The majority of yard projects can be handled on your own without any outside assistance. But if you have physical limitations or find you are unable to get the desired results, a good idea is to seek out a trained professional.
We may all want a stunning backyard, but we may not all know how to achieve it. Some people have a green thumb and can instantly see what will look good where, but for the rest of us there are some tricks and tips to make this landscaping thing look as good in real life as it is in our imaginations.
One of the most interesting things we can do when planting is to plant in numbers. That is, use several of one plant together instead of buying a load of different things and planting them all over the place. This will create interest and make your yard look great for years to come.
Another way to create interest is by the use of colour. If you use the same colours in different plants, shapes and textures you will have a pleasing palette for either your backdrop or your main display. Don't be afraid to plant shrubs and trees, as they are great additions to the garden and you don't have to replace them each year like you do with annuals.
Use your plants wisely. That means that you can use shrubs to be pretty but also to distinguish one area from the next, or you can use a tree for some height and also privacy. A little forethought into what goes where can go a long way.
Create contrasts, that is use colours together to get the best out of both of them. Pairing colours together make each one stand out that much brighter in the grand scheme of the garden. When in doubt about colours don't be afraid to use greens. There are many greens out there and they of course look lovely together as green is the colour of growth and renewal. An all green garden is a wonderful idea and you can always intersperse a red or pink into it with the use of annuals as you wish.
Mixing materials may not sound like the way to go but actually it will enhance your space. Don't be stuck with one building material, change it up with flagstones, beach stones or wood to make pretty borders for foliage.

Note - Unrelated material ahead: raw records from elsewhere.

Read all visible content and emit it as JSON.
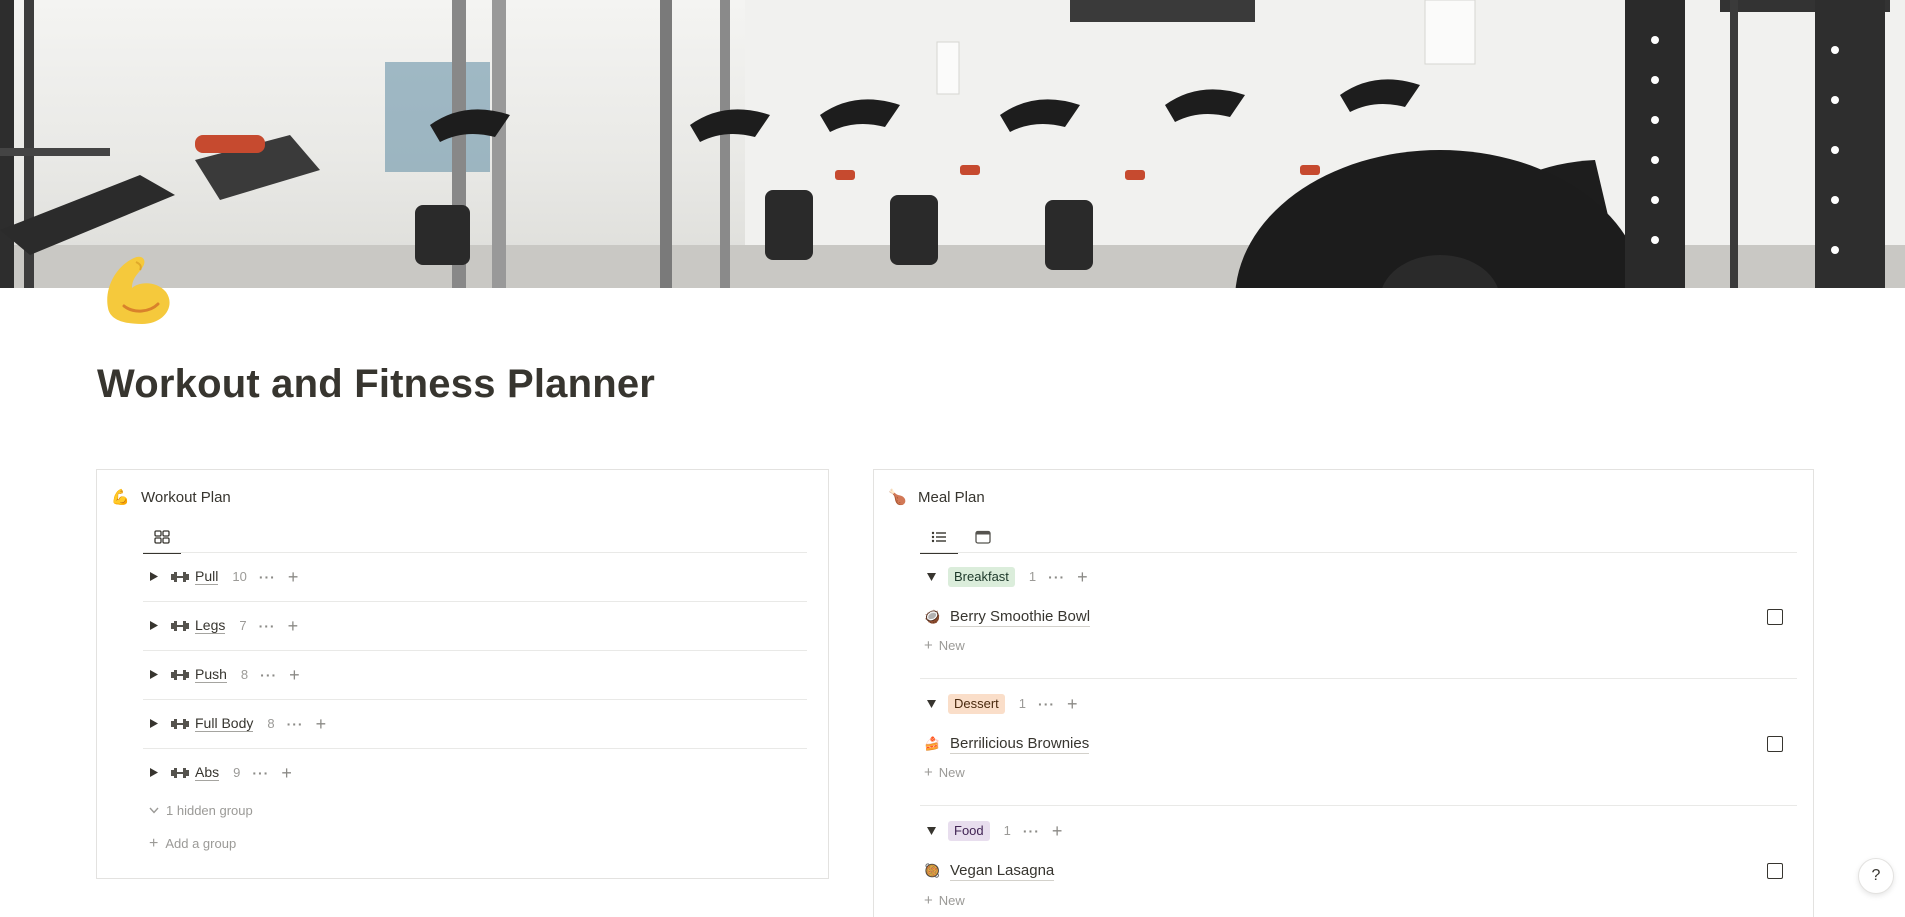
{
  "cover": {
    "image_name": "gym-with-spin-bikes-cover"
  },
  "page": {
    "icon": "flexed-biceps-icon",
    "title": "Workout and Fitness Planner"
  },
  "workout_plan": {
    "emoji": "💪",
    "title": "Workout Plan",
    "view_icon": "gallery-view-icon",
    "groups": [
      {
        "name": "Pull",
        "count": "10"
      },
      {
        "name": "Legs",
        "count": "7"
      },
      {
        "name": "Push",
        "count": "8"
      },
      {
        "name": "Full Body",
        "count": "8"
      },
      {
        "name": "Abs",
        "count": "9"
      }
    ],
    "hidden_groups": "1 hidden group",
    "add_group": "Add a group"
  },
  "meal_plan": {
    "emoji": "🍗",
    "title": "Meal Plan",
    "views": [
      "list-view-icon",
      "calendar-view-icon"
    ],
    "groups": [
      {
        "tag": "Breakfast",
        "count": "1",
        "color": "#dbeddb",
        "item": {
          "emoji": "🥥",
          "name": "Berry Smoothie Bowl"
        },
        "new": "New"
      },
      {
        "tag": "Dessert",
        "count": "1",
        "color": "#fadec9",
        "item": {
          "emoji": "🍰",
          "name": "Berrilicious Brownies"
        },
        "new": "New"
      },
      {
        "tag": "Food",
        "count": "1",
        "color": "#e8deee",
        "item": {
          "emoji": "🥘",
          "name": "Vegan Lasagna"
        },
        "new": "New"
      }
    ]
  },
  "help": {
    "label": "?"
  }
}
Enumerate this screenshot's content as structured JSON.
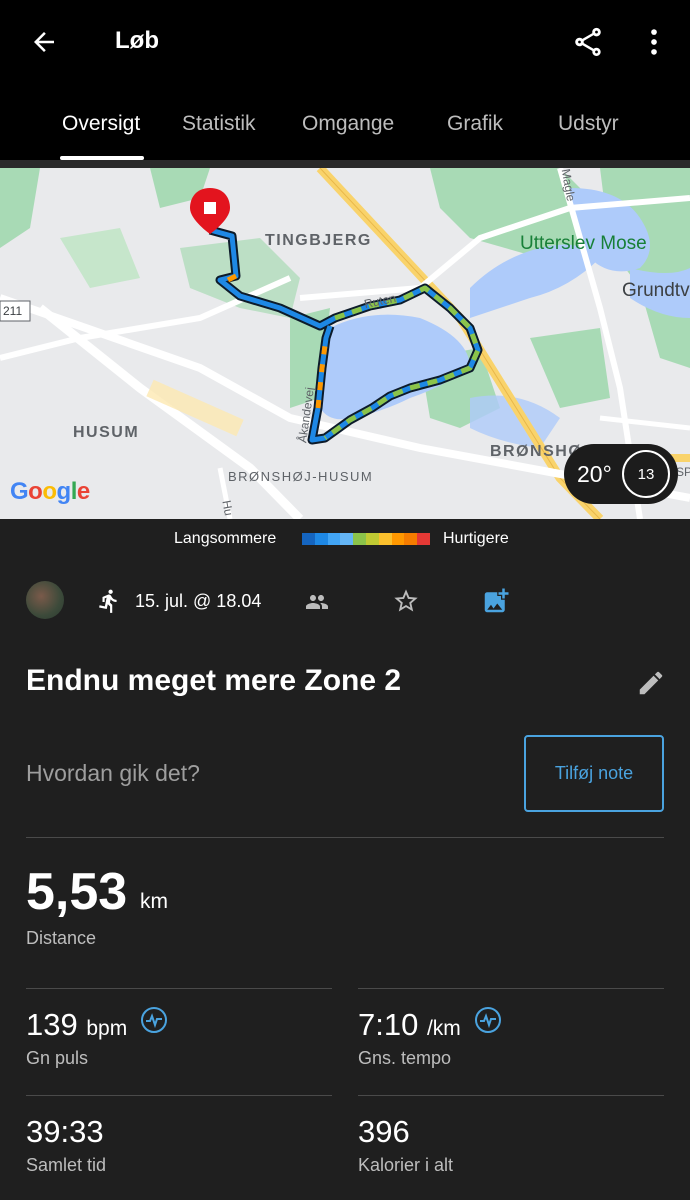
{
  "header": {
    "title": "Løb",
    "tabs": [
      {
        "label": "Oversigt",
        "active": true
      },
      {
        "label": "Statistik"
      },
      {
        "label": "Omgange"
      },
      {
        "label": "Grafik"
      },
      {
        "label": "Udstyr"
      }
    ],
    "icons": [
      "arrow-back-icon",
      "share-icon",
      "more-vert-icon"
    ]
  },
  "map": {
    "labels": {
      "tingbjerg": "TINGBJERG",
      "utterslev": "Utterslev Mose",
      "grundtv": "Grundtv",
      "husum": "HUSUM",
      "bronshoj": "BRØNSHØ",
      "bronshoj_husum": "BRØNSHØJ-HUSUM",
      "ruten": "Ruten",
      "akandevej": "Åkandevej",
      "magle": "Magle",
      "road_211": "211",
      "hu": "Hu",
      "sp": "SP"
    },
    "attribution": "Google",
    "weather": {
      "temp": "20°",
      "wind": "13"
    }
  },
  "legend": {
    "slower": "Langsommere",
    "faster": "Hurtigere",
    "colors": [
      "#1565c0",
      "#1e88e5",
      "#42a5f5",
      "#64b5f6",
      "#8bc34a",
      "#c0ca33",
      "#fbc02d",
      "#ff9800",
      "#f57c00",
      "#e53935"
    ]
  },
  "activity": {
    "date": "15. jul. @ 18.04",
    "title": "Endnu meget mere Zone 2",
    "note_question": "Hvordan gik det?",
    "note_button": "Tilføj note",
    "accent": "#4aa3df"
  },
  "stats": {
    "distance": {
      "value": "5,53",
      "unit": "km",
      "label": "Distance"
    },
    "heart_rate": {
      "value": "139",
      "unit": "bpm",
      "label": "Gn puls"
    },
    "pace": {
      "value": "7:10",
      "unit": "/km",
      "label": "Gns. tempo"
    },
    "time": {
      "value": "39:33",
      "label": "Samlet tid"
    },
    "calories": {
      "value": "396",
      "label": "Kalorier i alt"
    }
  }
}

If you use your imagination and really plan your garden out you will be able to make the backyard of your dreams. Don't be afraid of colour or texture as everything tends to look beautiful together, just as nature intended.